### [Exercise]
What you return must match the data below exactly, minus any pictures.

### [Data supplied]
++++++++++
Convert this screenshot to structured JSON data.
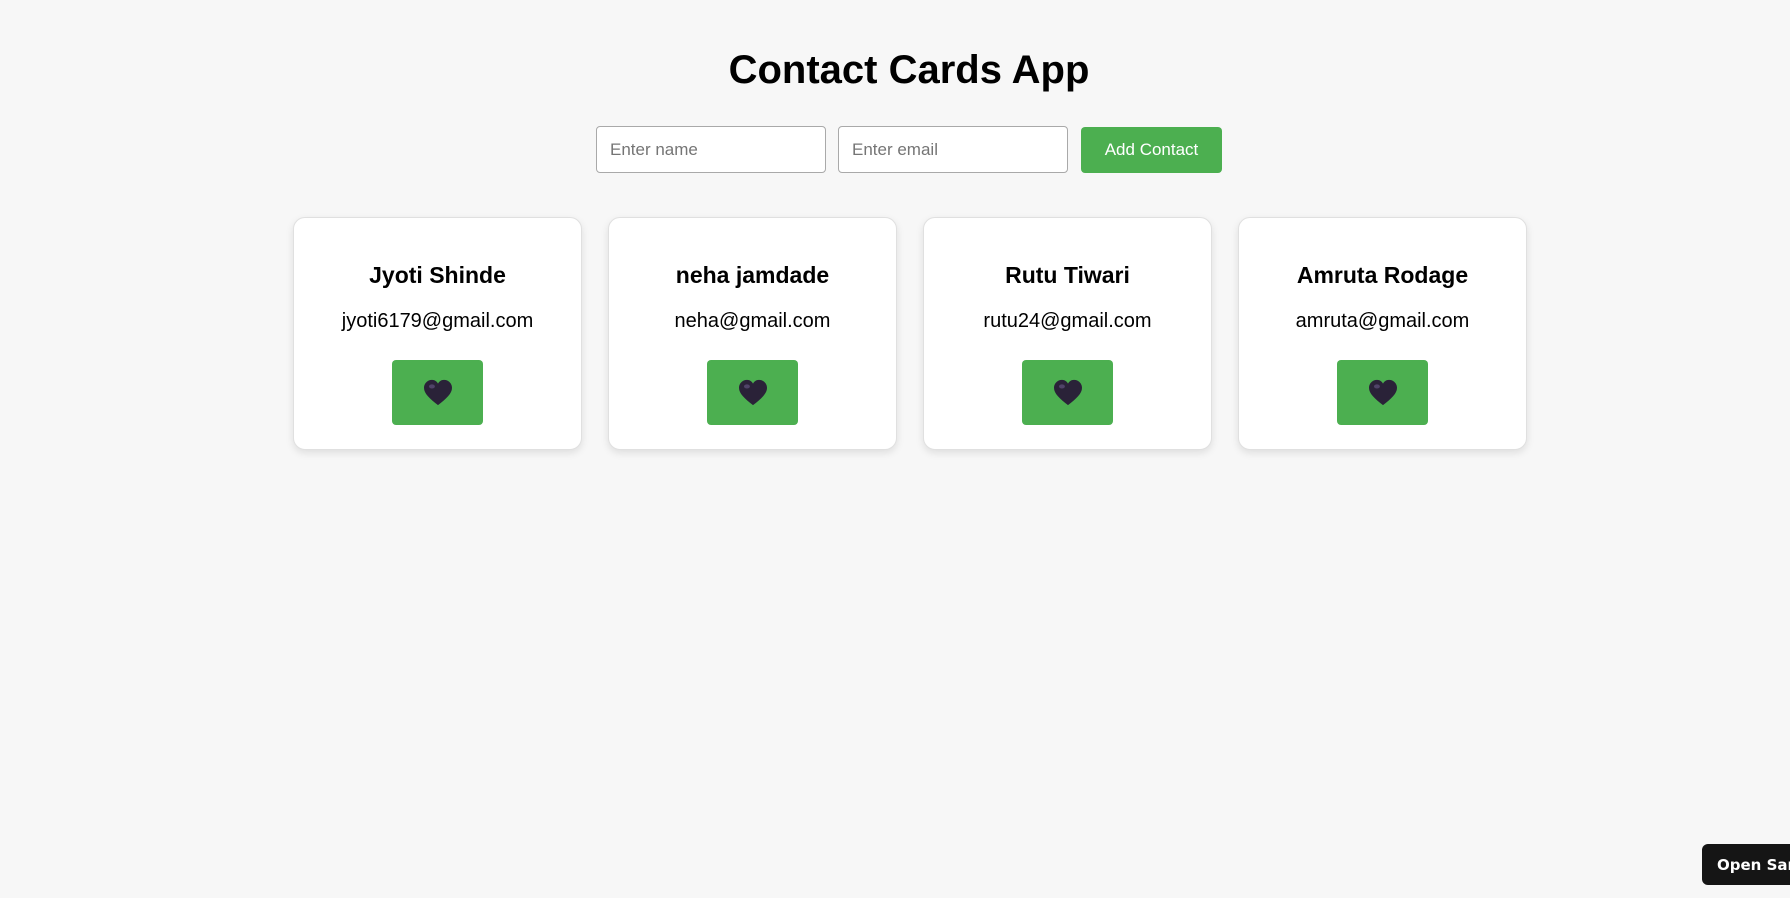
{
  "header": {
    "title": "Contact Cards App"
  },
  "form": {
    "name_placeholder": "Enter name",
    "email_placeholder": "Enter email",
    "add_label": "Add Contact",
    "accent_color": "#4caf50"
  },
  "contacts": [
    {
      "name": "Jyoti Shinde",
      "email": "jyoti6179@gmail.com",
      "like_icon": "black-heart-icon"
    },
    {
      "name": "neha jamdade",
      "email": "neha@gmail.com",
      "like_icon": "black-heart-icon"
    },
    {
      "name": "Rutu Tiwari",
      "email": "rutu24@gmail.com",
      "like_icon": "black-heart-icon"
    },
    {
      "name": "Amruta Rodage",
      "email": "amruta@gmail.com",
      "like_icon": "black-heart-icon"
    }
  ],
  "sandbox": {
    "label": "Open Sandbox"
  }
}
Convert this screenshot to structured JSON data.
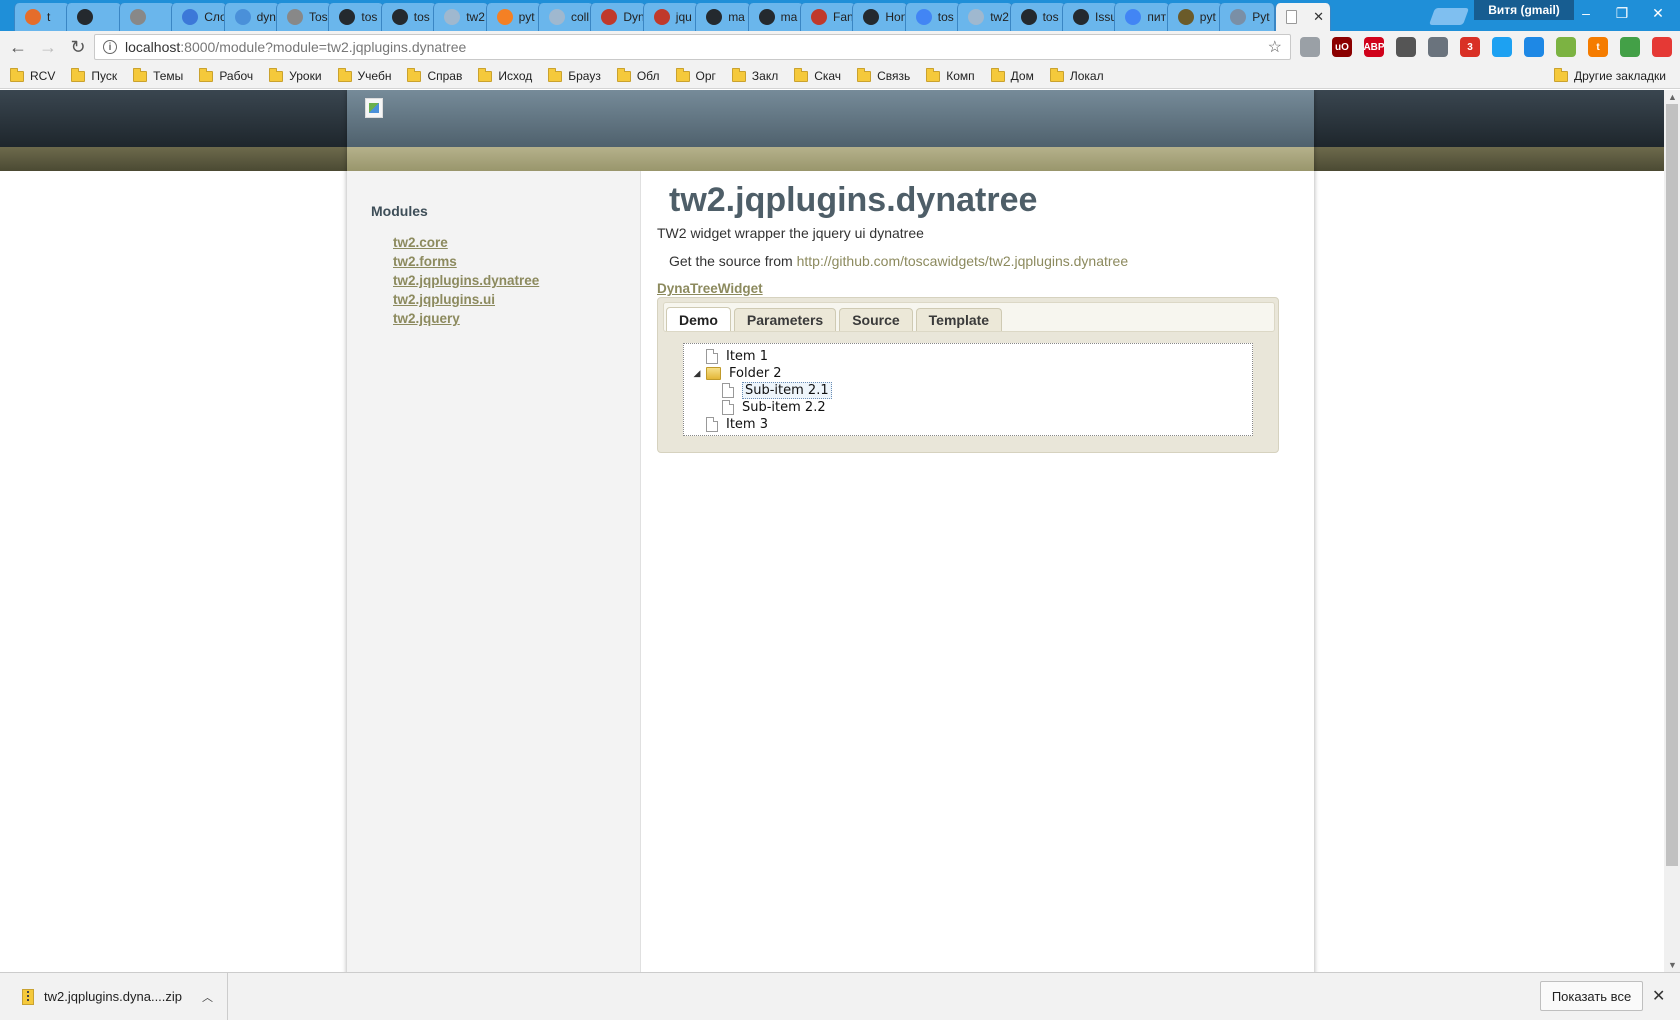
{
  "browser": {
    "tabs": [
      {
        "title": "t",
        "color": "#e56d2b"
      },
      {
        "title": "",
        "color": "#24292e"
      },
      {
        "title": "",
        "color": "#888888"
      },
      {
        "title": "Сло",
        "color": "#3c78d8"
      },
      {
        "title": "dyn",
        "color": "#4a90d9"
      },
      {
        "title": "Tos",
        "color": "#888888"
      },
      {
        "title": "tos",
        "color": "#24292e"
      },
      {
        "title": "tos",
        "color": "#24292e"
      },
      {
        "title": "tw2",
        "color": "#9fb8cf"
      },
      {
        "title": "pyt",
        "color": "#f48024"
      },
      {
        "title": "coll",
        "color": "#9fb8cf"
      },
      {
        "title": "Dyn",
        "color": "#c0392b"
      },
      {
        "title": "jqu",
        "color": "#c0392b"
      },
      {
        "title": "ma",
        "color": "#24292e"
      },
      {
        "title": "ma",
        "color": "#24292e"
      },
      {
        "title": "Fan",
        "color": "#c0392b"
      },
      {
        "title": "Hon",
        "color": "#24292e"
      },
      {
        "title": "tos",
        "color": "#4285f4"
      },
      {
        "title": "tw2",
        "color": "#9fb8cf"
      },
      {
        "title": "tos",
        "color": "#24292e"
      },
      {
        "title": "Issu",
        "color": "#24292e"
      },
      {
        "title": "пит",
        "color": "#4285f4"
      },
      {
        "title": "pyt",
        "color": "#6b5b2a"
      },
      {
        "title": "Pyt",
        "color": "#7a8fa6"
      }
    ],
    "profile": "Витя (gmail)",
    "url_host": "localhost",
    "url_path": ":8000/module?module=tw2.jqplugins.dynatree",
    "bookmarks": [
      "RCV",
      "Пуск",
      "Темы",
      "Рабоч",
      "Уроки",
      "Учебн",
      "Справ",
      "Исход",
      "Брауз",
      "Обл",
      "Орг",
      "Закл",
      "Скач",
      "Связь",
      "Комп",
      "Дом",
      "Локал"
    ],
    "other_bookmarks": "Другие закладки",
    "extensions": [
      {
        "label": "",
        "color": "#9aa0a6"
      },
      {
        "label": "uO",
        "color": "#8b0000"
      },
      {
        "label": "ABP",
        "color": "#d0021b"
      },
      {
        "label": "",
        "color": "#555555"
      },
      {
        "label": "",
        "color": "#6a737d"
      },
      {
        "label": "3",
        "color": "#d93025"
      },
      {
        "label": "",
        "color": "#1da1f2"
      },
      {
        "label": "",
        "color": "#1e88e5"
      },
      {
        "label": "",
        "color": "#7cb342"
      },
      {
        "label": "t",
        "color": "#f57c00"
      },
      {
        "label": "",
        "color": "#43a047"
      },
      {
        "label": "",
        "color": "#e53935"
      }
    ]
  },
  "page": {
    "sidebar_heading": "Modules",
    "modules": [
      "tw2.core",
      "tw2.forms",
      "tw2.jqplugins.dynatree",
      "tw2.jqplugins.ui",
      "tw2.jquery"
    ],
    "title": "tw2.jqplugins.dynatree",
    "description": "TW2 widget wrapper the jquery ui dynatree",
    "source_prefix": "Get the source from",
    "source_url": "http://github.com/toscawidgets/tw2.jqplugins.dynatree",
    "widget_name": "DynaTreeWidget",
    "widget_tabs": [
      "Demo",
      "Parameters",
      "Source",
      "Template"
    ],
    "selected_tab": "Demo",
    "tree": {
      "item1": "Item 1",
      "folder2": "Folder 2",
      "sub21": "Sub-item 2.1",
      "sub22": "Sub-item 2.2",
      "item3": "Item 3"
    }
  },
  "downloads": {
    "file": "tw2.jqplugins.dyna....zip",
    "show_all": "Показать все"
  }
}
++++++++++
### [Result below]
Convert this screenshot to structured JSON data.
{
  "header": {
    "title": "Contact Cards App"
  },
  "form": {
    "name_placeholder": "Enter name",
    "email_placeholder": "Enter email",
    "add_label": "Add Contact",
    "accent_color": "#4caf50"
  },
  "contacts": [
    {
      "name": "Jyoti Shinde",
      "email": "jyoti6179@gmail.com",
      "like_icon": "black-heart-icon"
    },
    {
      "name": "neha jamdade",
      "email": "neha@gmail.com",
      "like_icon": "black-heart-icon"
    },
    {
      "name": "Rutu Tiwari",
      "email": "rutu24@gmail.com",
      "like_icon": "black-heart-icon"
    },
    {
      "name": "Amruta Rodage",
      "email": "amruta@gmail.com",
      "like_icon": "black-heart-icon"
    }
  ],
  "sandbox": {
    "label": "Open Sandbox"
  }
}
Convert this screenshot to structured JSON data.
{
  "browser": {
    "tabs": [
      {
        "title": "t",
        "color": "#e56d2b"
      },
      {
        "title": "",
        "color": "#24292e"
      },
      {
        "title": "",
        "color": "#888888"
      },
      {
        "title": "Сло",
        "color": "#3c78d8"
      },
      {
        "title": "dyn",
        "color": "#4a90d9"
      },
      {
        "title": "Tos",
        "color": "#888888"
      },
      {
        "title": "tos",
        "color": "#24292e"
      },
      {
        "title": "tos",
        "color": "#24292e"
      },
      {
        "title": "tw2",
        "color": "#9fb8cf"
      },
      {
        "title": "pyt",
        "color": "#f48024"
      },
      {
        "title": "coll",
        "color": "#9fb8cf"
      },
      {
        "title": "Dyn",
        "color": "#c0392b"
      },
      {
        "title": "jqu",
        "color": "#c0392b"
      },
      {
        "title": "ma",
        "color": "#24292e"
      },
      {
        "title": "ma",
        "color": "#24292e"
      },
      {
        "title": "Fan",
        "color": "#c0392b"
      },
      {
        "title": "Hon",
        "color": "#24292e"
      },
      {
        "title": "tos",
        "color": "#4285f4"
      },
      {
        "title": "tw2",
        "color": "#9fb8cf"
      },
      {
        "title": "tos",
        "color": "#24292e"
      },
      {
        "title": "Issu",
        "color": "#24292e"
      },
      {
        "title": "пит",
        "color": "#4285f4"
      },
      {
        "title": "pyt",
        "color": "#6b5b2a"
      },
      {
        "title": "Pyt",
        "color": "#7a8fa6"
      }
    ],
    "profile": "Витя (gmail)",
    "url_host": "localhost",
    "url_path": ":8000/module?module=tw2.jqplugins.dynatree",
    "bookmarks": [
      "RCV",
      "Пуск",
      "Темы",
      "Рабоч",
      "Уроки",
      "Учебн",
      "Справ",
      "Исход",
      "Брауз",
      "Обл",
      "Орг",
      "Закл",
      "Скач",
      "Связь",
      "Комп",
      "Дом",
      "Локал"
    ],
    "other_bookmarks": "Другие закладки",
    "extensions": [
      {
        "label": "",
        "color": "#9aa0a6"
      },
      {
        "label": "uO",
        "color": "#8b0000"
      },
      {
        "label": "ABP",
        "color": "#d0021b"
      },
      {
        "label": "",
        "color": "#555555"
      },
      {
        "label": "",
        "color": "#6a737d"
      },
      {
        "label": "3",
        "color": "#d93025"
      },
      {
        "label": "",
        "color": "#1da1f2"
      },
      {
        "label": "",
        "color": "#1e88e5"
      },
      {
        "label": "",
        "color": "#7cb342"
      },
      {
        "label": "t",
        "color": "#f57c00"
      },
      {
        "label": "",
        "color": "#43a047"
      },
      {
        "label": "",
        "color": "#e53935"
      }
    ]
  },
  "page": {
    "sidebar_heading": "Modules",
    "modules": [
      "tw2.core",
      "tw2.forms",
      "tw2.jqplugins.dynatree",
      "tw2.jqplugins.ui",
      "tw2.jquery"
    ],
    "title": "tw2.jqplugins.dynatree",
    "description": "TW2 widget wrapper the jquery ui dynatree",
    "source_prefix": "Get the source from",
    "source_url": "http://github.com/toscawidgets/tw2.jqplugins.dynatree",
    "widget_name": "DynaTreeWidget",
    "widget_tabs": [
      "Demo",
      "Parameters",
      "Source",
      "Template"
    ],
    "selected_tab": "Demo",
    "tree": {
      "item1": "Item 1",
      "folder2": "Folder 2",
      "sub21": "Sub-item 2.1",
      "sub22": "Sub-item 2.2",
      "item3": "Item 3"
    }
  },
  "downloads": {
    "file": "tw2.jqplugins.dyna....zip",
    "show_all": "Показать все"
  }
}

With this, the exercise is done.